▶ [Task objective]
Could you find every line in the records below that contains the word "ЧЕРНОВИК" and copy it?

⁂

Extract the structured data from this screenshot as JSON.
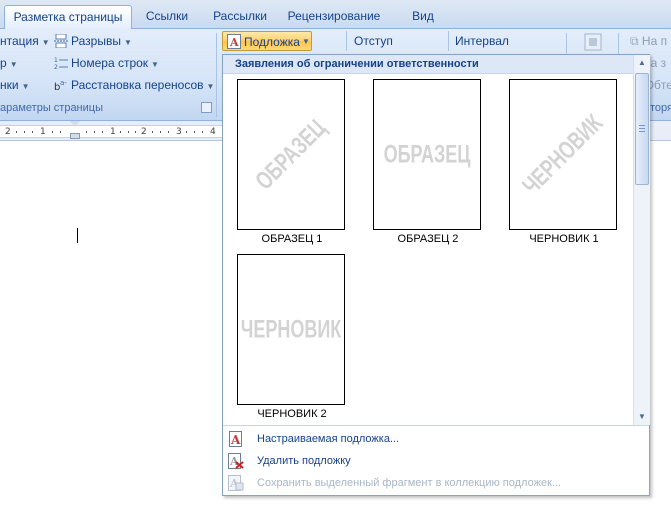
{
  "tabs": [
    {
      "label": "Разметка страницы",
      "active": true
    },
    {
      "label": "Ссылки"
    },
    {
      "label": "Рассылки"
    },
    {
      "label": "Рецензирование"
    },
    {
      "label": "Вид"
    }
  ],
  "ribbon": {
    "orientation_label": "нтация",
    "size_label": "р",
    "columns_label": "нки",
    "breaks_label": "Разрывы",
    "line_numbers_label": "Номера строк",
    "hyphenation_label": "Расстановка переносов",
    "page_setup_group_label": "араметры страницы",
    "watermark_button_label": "Подложка",
    "indent_label": "Отступ",
    "spacing_label": "Интервал",
    "right_fragments": [
      "На п",
      "На з",
      "Обте",
      "торя"
    ]
  },
  "ruler": {
    "numbers": [
      "2",
      "1",
      "1",
      "2",
      "3",
      "4"
    ]
  },
  "gallery": {
    "header": "Заявления об ограничении ответственности",
    "items": [
      {
        "watermark": "ОБРАЗЕЦ",
        "label": "ОБРАЗЕЦ 1",
        "style": "diagonal"
      },
      {
        "watermark": "ОБРАЗЕЦ",
        "label": "ОБРАЗЕЦ 2",
        "style": "horizontal"
      },
      {
        "watermark": "ЧЕРНОВИК",
        "label": "ЧЕРНОВИК 1",
        "style": "diagonal"
      },
      {
        "watermark": "ЧЕРНОВИК",
        "label": "ЧЕРНОВИК 2",
        "style": "horizontal"
      }
    ]
  },
  "menu": {
    "custom_watermark": "Настраиваемая подложка...",
    "remove_watermark": "Удалить подложку",
    "save_selection": "Сохранить выделенный фрагмент в коллекцию подложек..."
  },
  "colors": {
    "accent_text": "#15428b",
    "ribbon_bg": "#d5e4f7",
    "button_highlight": "#ffc346"
  }
}
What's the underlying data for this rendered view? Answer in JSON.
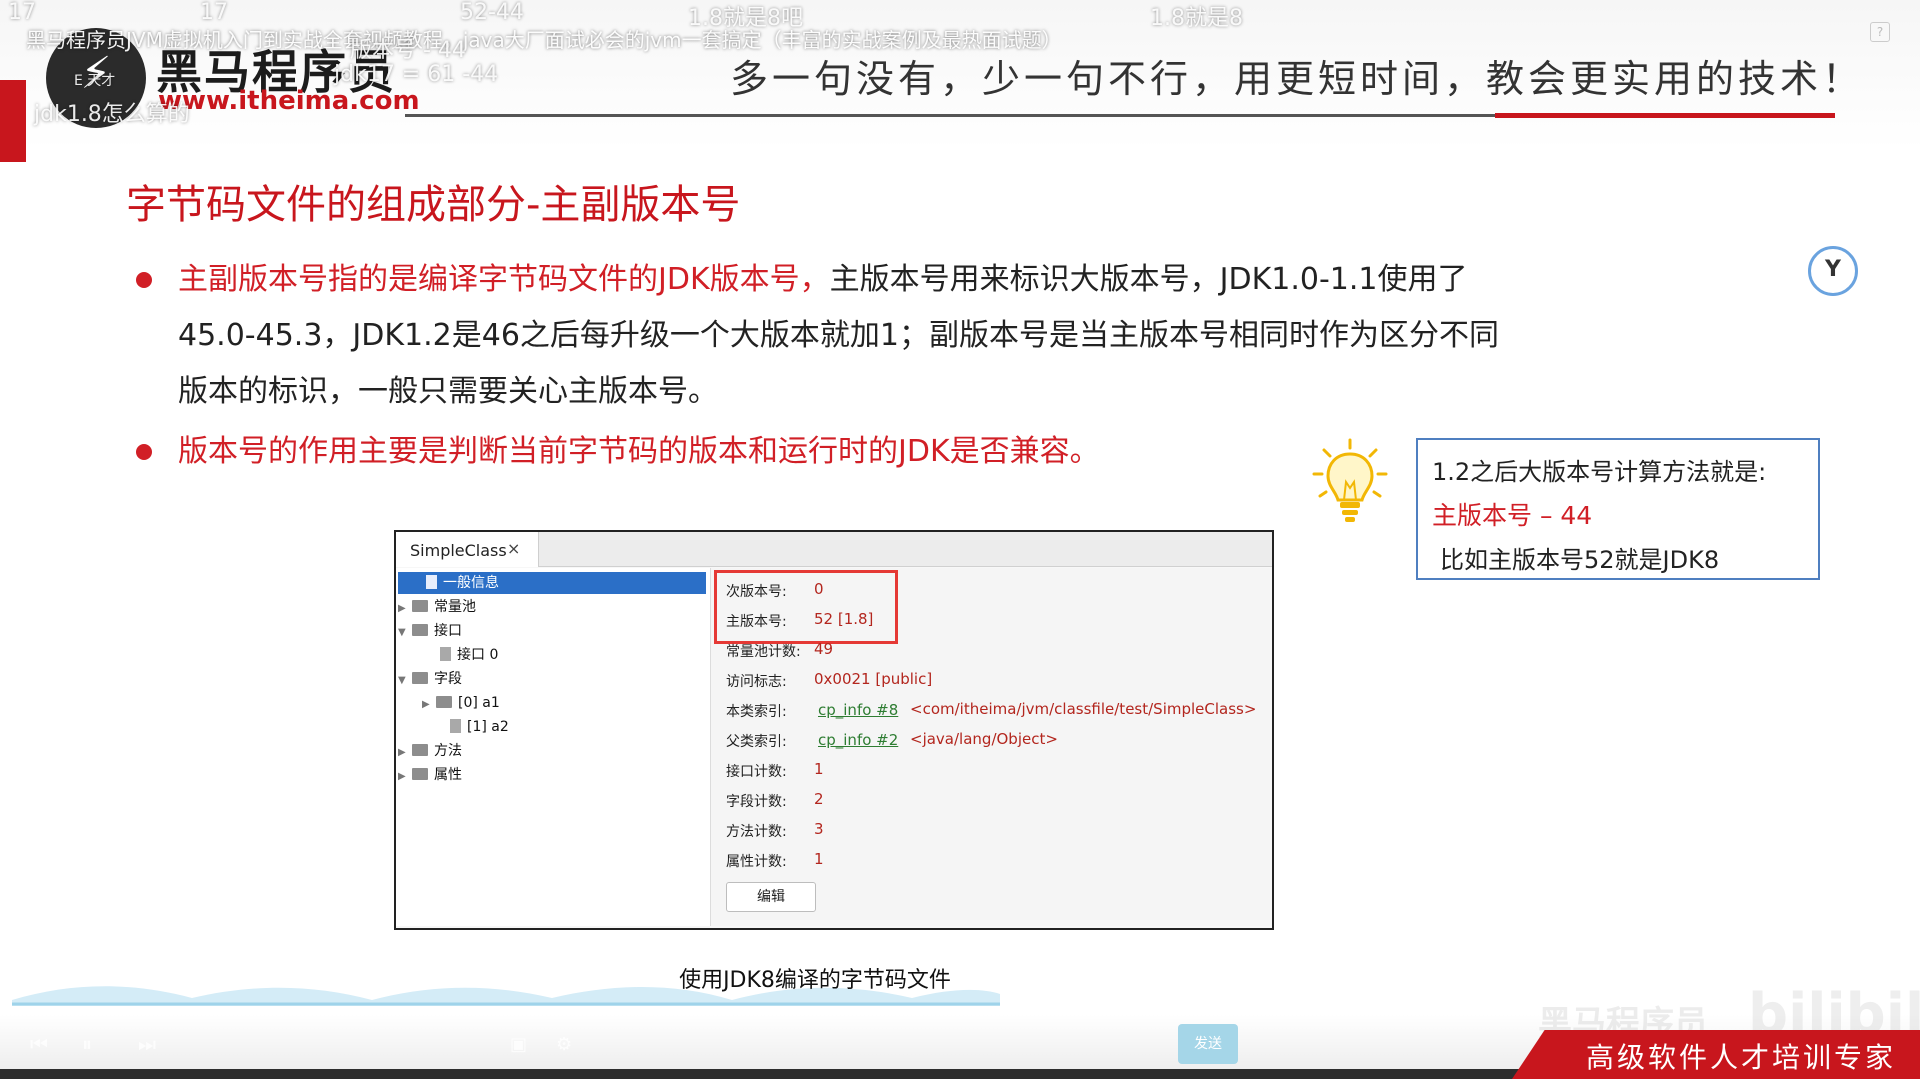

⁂

▶ [Exercise output]
        "watermark": "ЧЕРНОВИК",
        "label": "ЧЕРНОВИК 1",
        "watermark": "ЧЕРНОВИК",
        "label": "ЧЕРНОВИК 2",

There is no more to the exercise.